“He better do something, or people are going to talk trash,” said second baseman Dee Gordon, the other All-Star on the team. “I think he’s going to do good, though. He likes the light, he likes the spotlight on him and all that, so with the world watching him I think he’s going to do pretty good.”

On the other side of the locker room from Puig, all Gordon could do was smile. He's bringing 10 friends and family to his first All-Star appearance, and he'll be videotaping the whole thing.

And after Sunday's win, he can finally start thinking about the trip.


"I'm excited now, because today is the day I get to go," Gordon said. "I wanted to make sure that I stayed focused for the last few games of the first half, so I was really trying not to think about it."

The quartet will all be on the same flight to Minneapolis on Sunday.

"I get to share it with three superstars, and that's awesome," Gordon said. "Hopefully there's more to come."

As for the guys who aren't playing in the game, the break means something completely different. It's a welcome four days of spending time with family and not having to think about baseball.

“Physically, I feel fine, but mentally, you just want to turn it off for a few days and enjoy your time off, and come back Friday and start a tough stretch,” said closer Kenley Jansen.
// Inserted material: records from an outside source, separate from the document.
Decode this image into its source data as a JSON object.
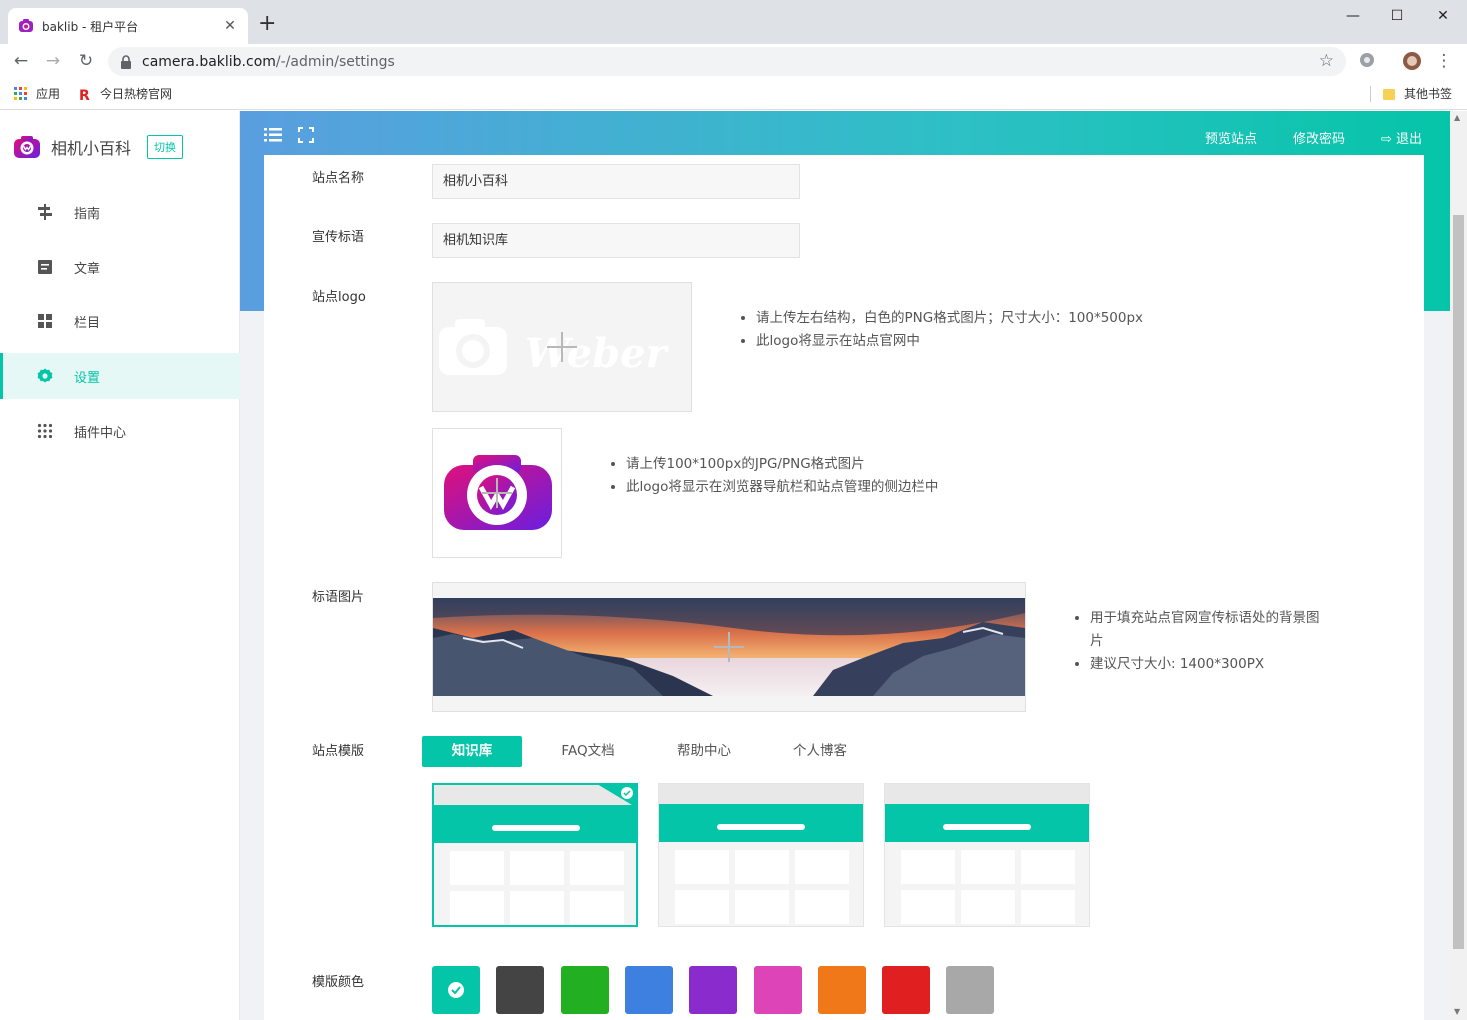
{
  "browser": {
    "tab_title": "baklib - 租户平台",
    "tab_close": "✕",
    "new_tab": "+",
    "url_host": "camera.baklib.com",
    "url_path": "/-/admin/settings",
    "bookmarks": [
      {
        "label": "应用",
        "icon": "apps-grid-icon"
      },
      {
        "label": "今日热榜官网",
        "icon": "r-logo-icon"
      }
    ],
    "other_bookmarks": "其他书签",
    "window_controls": [
      "—",
      "☐",
      "✕"
    ]
  },
  "sidebar": {
    "site_name": "相机小百科",
    "switch_label": "切换",
    "items": [
      {
        "label": "指南",
        "icon": "signpost-icon"
      },
      {
        "label": "文章",
        "icon": "document-icon"
      },
      {
        "label": "栏目",
        "icon": "grid-icon"
      },
      {
        "label": "设置",
        "icon": "gear-icon",
        "active": true
      },
      {
        "label": "插件中心",
        "icon": "dots-grid-icon"
      }
    ]
  },
  "header": {
    "preview_label": "预览站点",
    "password_label": "修改密码",
    "logout_label": "退出"
  },
  "form": {
    "site_name_label": "站点名称",
    "site_name_value": "相机小百科",
    "slogan_label": "宣传标语",
    "slogan_value": "相机知识库",
    "logo_label": "站点logo",
    "logo_hint_1": "请上传左右结构，白色的PNG格式图片；尺寸大小：100*500px",
    "logo_hint_2": "此logo将显示在站点官网中",
    "favicon_hint_1": "请上传100*100px的JPG/PNG格式图片",
    "favicon_hint_2": "此logo将显示在浏览器导航栏和站点管理的侧边栏中",
    "banner_label": "标语图片",
    "banner_hint_1": "用于填充站点官网宣传标语处的背景图片",
    "banner_hint_2": "建议尺寸大小: 1400*300PX",
    "template_label": "站点模版",
    "template_tabs": [
      "知识库",
      "FAQ文档",
      "帮助中心",
      "个人博客"
    ],
    "color_label": "模版颜色"
  },
  "colors": {
    "accent": "#05c5a8",
    "swatches": [
      "#05c5a8",
      "#444444",
      "#22b022",
      "#3d80e0",
      "#8a2bcd",
      "#dc44b8",
      "#f07818",
      "#e02020",
      "#a8a8a8"
    ],
    "selected_swatch": 0
  }
}
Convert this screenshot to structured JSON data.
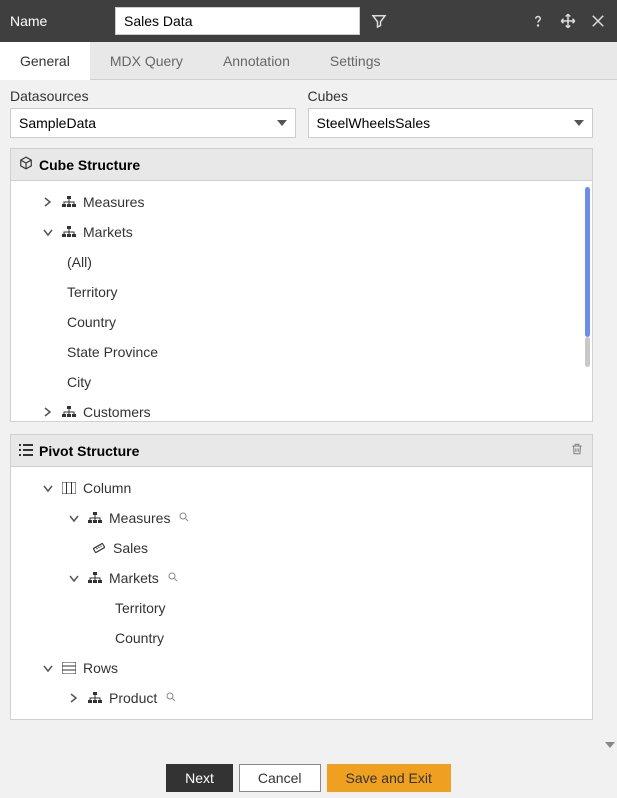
{
  "header": {
    "name_label": "Name",
    "name_value": "Sales Data"
  },
  "tabs": [
    "General",
    "MDX Query",
    "Annotation",
    "Settings"
  ],
  "active_tab": 0,
  "datasources": {
    "label": "Datasources",
    "value": "SampleData"
  },
  "cubes": {
    "label": "Cubes",
    "value": "SteelWheelsSales"
  },
  "cube_structure": {
    "title": "Cube Structure",
    "nodes": [
      {
        "label": "Measures",
        "expanded": false,
        "icon": "hierarchy"
      },
      {
        "label": "Markets",
        "expanded": true,
        "icon": "hierarchy",
        "children": [
          "(All)",
          "Territory",
          "Country",
          "State Province",
          "City"
        ]
      },
      {
        "label": "Customers",
        "expanded": false,
        "icon": "hierarchy"
      }
    ]
  },
  "pivot_structure": {
    "title": "Pivot Structure",
    "column": {
      "label": "Column",
      "children": [
        {
          "label": "Measures",
          "icon": "hierarchy",
          "search": true,
          "expanded": true,
          "children": [
            {
              "label": "Sales",
              "icon": "measure"
            }
          ]
        },
        {
          "label": "Markets",
          "icon": "hierarchy",
          "search": true,
          "expanded": true,
          "children": [
            {
              "label": "Territory"
            },
            {
              "label": "Country"
            }
          ]
        }
      ]
    },
    "rows": {
      "label": "Rows",
      "children": [
        {
          "label": "Product",
          "icon": "hierarchy",
          "search": true,
          "expanded": false
        }
      ]
    }
  },
  "footer": {
    "next": "Next",
    "cancel": "Cancel",
    "save": "Save and Exit"
  }
}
Added Mattingly: "Guys are kind of all over, so you don't want guys to come back sunburnt to the point they can't move their arms or something like that. So you like guys to use a little bit of sense over the break and be careful, but I think on your flight back to St. Louis, you've mentally got to be ready to play baseball, and I think that's what we talk about more than anything."

While his four players are in Minnesota and others spread across the country, Mattingly is going to be gardening. He hasn't been home in awhile and he has a list of chores to complete.

Follow Everett Cook on Twitter @everettcook